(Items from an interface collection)

══════════

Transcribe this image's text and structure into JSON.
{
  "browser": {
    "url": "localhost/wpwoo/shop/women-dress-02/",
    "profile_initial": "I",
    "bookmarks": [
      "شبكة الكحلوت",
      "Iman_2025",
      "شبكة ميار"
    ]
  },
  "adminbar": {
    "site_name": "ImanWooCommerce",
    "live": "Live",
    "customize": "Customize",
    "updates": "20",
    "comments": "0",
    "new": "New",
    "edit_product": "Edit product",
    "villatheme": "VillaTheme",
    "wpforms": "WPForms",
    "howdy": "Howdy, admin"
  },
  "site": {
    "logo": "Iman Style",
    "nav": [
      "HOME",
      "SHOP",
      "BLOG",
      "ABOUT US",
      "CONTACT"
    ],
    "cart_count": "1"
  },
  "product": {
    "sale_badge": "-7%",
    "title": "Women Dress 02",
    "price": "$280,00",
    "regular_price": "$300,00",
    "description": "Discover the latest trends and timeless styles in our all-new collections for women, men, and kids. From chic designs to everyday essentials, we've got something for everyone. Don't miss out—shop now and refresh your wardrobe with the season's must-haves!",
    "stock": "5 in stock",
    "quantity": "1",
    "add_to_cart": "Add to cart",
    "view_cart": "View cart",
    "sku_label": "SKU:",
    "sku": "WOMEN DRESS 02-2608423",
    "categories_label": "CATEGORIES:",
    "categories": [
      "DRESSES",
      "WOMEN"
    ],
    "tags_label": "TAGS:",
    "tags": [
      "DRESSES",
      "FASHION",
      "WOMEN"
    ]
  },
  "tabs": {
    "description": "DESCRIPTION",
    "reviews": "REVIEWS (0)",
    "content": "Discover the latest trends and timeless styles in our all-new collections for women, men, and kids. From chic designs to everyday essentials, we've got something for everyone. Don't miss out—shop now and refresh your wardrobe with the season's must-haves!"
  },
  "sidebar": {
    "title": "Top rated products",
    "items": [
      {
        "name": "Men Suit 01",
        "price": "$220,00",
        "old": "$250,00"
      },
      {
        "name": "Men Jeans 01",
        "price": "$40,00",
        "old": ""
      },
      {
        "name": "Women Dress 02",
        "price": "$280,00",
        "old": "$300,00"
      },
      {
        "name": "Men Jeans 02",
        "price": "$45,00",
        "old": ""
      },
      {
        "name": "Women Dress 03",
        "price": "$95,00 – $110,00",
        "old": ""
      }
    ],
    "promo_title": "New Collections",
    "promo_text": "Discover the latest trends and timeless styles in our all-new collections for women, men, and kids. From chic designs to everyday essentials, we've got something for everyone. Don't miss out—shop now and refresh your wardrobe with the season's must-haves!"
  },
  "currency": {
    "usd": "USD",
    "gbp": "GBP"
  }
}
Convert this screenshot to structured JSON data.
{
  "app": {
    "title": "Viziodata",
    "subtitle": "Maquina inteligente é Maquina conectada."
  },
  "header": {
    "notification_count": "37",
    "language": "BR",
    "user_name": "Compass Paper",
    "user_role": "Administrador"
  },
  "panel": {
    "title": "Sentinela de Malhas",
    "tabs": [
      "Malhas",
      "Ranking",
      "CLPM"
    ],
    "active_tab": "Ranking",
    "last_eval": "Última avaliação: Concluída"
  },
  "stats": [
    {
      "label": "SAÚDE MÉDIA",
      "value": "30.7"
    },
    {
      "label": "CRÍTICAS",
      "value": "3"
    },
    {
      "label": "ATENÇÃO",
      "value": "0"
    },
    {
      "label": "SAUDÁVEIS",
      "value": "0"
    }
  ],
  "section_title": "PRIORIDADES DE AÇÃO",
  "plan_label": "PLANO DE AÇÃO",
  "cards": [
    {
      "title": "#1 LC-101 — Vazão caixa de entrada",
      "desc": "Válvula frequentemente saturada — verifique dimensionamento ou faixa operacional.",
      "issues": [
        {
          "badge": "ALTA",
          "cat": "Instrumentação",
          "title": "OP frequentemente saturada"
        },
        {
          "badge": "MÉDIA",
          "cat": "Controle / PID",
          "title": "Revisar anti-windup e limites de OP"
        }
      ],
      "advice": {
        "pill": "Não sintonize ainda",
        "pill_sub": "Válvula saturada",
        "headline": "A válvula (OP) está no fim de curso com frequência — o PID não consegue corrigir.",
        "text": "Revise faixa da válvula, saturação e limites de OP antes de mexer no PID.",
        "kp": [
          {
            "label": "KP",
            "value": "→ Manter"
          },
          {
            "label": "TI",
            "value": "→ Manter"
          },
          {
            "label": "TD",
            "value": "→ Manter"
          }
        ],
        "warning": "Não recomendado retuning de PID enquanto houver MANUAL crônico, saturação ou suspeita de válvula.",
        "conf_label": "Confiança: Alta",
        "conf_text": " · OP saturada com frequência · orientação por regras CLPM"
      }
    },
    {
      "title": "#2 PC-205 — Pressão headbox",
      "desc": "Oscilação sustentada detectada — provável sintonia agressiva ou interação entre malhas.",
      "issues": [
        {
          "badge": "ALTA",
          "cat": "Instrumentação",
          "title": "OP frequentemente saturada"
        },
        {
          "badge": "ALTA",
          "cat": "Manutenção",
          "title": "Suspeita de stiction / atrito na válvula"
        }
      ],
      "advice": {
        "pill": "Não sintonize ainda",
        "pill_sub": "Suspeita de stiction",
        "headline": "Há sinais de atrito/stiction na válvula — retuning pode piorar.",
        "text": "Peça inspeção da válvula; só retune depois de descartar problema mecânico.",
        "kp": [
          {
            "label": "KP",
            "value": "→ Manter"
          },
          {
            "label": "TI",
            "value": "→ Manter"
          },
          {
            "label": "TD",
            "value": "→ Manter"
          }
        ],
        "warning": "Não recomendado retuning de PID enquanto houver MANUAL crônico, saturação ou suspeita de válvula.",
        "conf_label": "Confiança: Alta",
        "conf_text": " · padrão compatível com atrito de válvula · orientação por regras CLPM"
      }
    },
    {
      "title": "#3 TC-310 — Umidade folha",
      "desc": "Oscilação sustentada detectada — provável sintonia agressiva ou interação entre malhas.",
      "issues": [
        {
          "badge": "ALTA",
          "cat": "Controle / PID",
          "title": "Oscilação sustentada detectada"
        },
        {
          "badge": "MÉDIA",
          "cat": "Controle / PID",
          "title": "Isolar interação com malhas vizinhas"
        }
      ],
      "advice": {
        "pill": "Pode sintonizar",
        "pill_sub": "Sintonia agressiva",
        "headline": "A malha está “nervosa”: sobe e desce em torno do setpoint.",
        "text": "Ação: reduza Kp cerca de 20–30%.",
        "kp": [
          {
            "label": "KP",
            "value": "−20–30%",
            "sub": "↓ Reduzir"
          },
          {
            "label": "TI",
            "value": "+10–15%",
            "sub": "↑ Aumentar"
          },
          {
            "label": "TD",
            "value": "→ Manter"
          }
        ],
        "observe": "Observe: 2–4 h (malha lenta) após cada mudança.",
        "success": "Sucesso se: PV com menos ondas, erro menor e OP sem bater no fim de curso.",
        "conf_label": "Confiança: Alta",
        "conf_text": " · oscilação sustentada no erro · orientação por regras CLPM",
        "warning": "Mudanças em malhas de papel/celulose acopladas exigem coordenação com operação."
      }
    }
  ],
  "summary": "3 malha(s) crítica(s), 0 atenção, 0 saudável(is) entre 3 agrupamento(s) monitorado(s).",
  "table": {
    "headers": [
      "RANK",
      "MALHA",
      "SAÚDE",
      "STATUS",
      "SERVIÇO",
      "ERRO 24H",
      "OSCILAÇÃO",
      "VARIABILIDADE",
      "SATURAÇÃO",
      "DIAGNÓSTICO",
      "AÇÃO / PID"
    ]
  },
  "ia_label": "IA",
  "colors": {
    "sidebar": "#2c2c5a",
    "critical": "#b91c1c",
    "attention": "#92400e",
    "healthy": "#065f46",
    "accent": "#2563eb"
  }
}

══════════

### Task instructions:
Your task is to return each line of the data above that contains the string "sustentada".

### Expected answer:
      "desc": "Oscilação sustentada detectada — provável sintonia agressiva ou interação entre malhas.",
      "desc": "Oscilação sustentada detectada — provável sintonia agressiva ou interação entre malhas.",
          "title": "Oscilação sustentada detectada"
        "conf_text": " · oscilação sustentada no erro · orientação por regras CLPM",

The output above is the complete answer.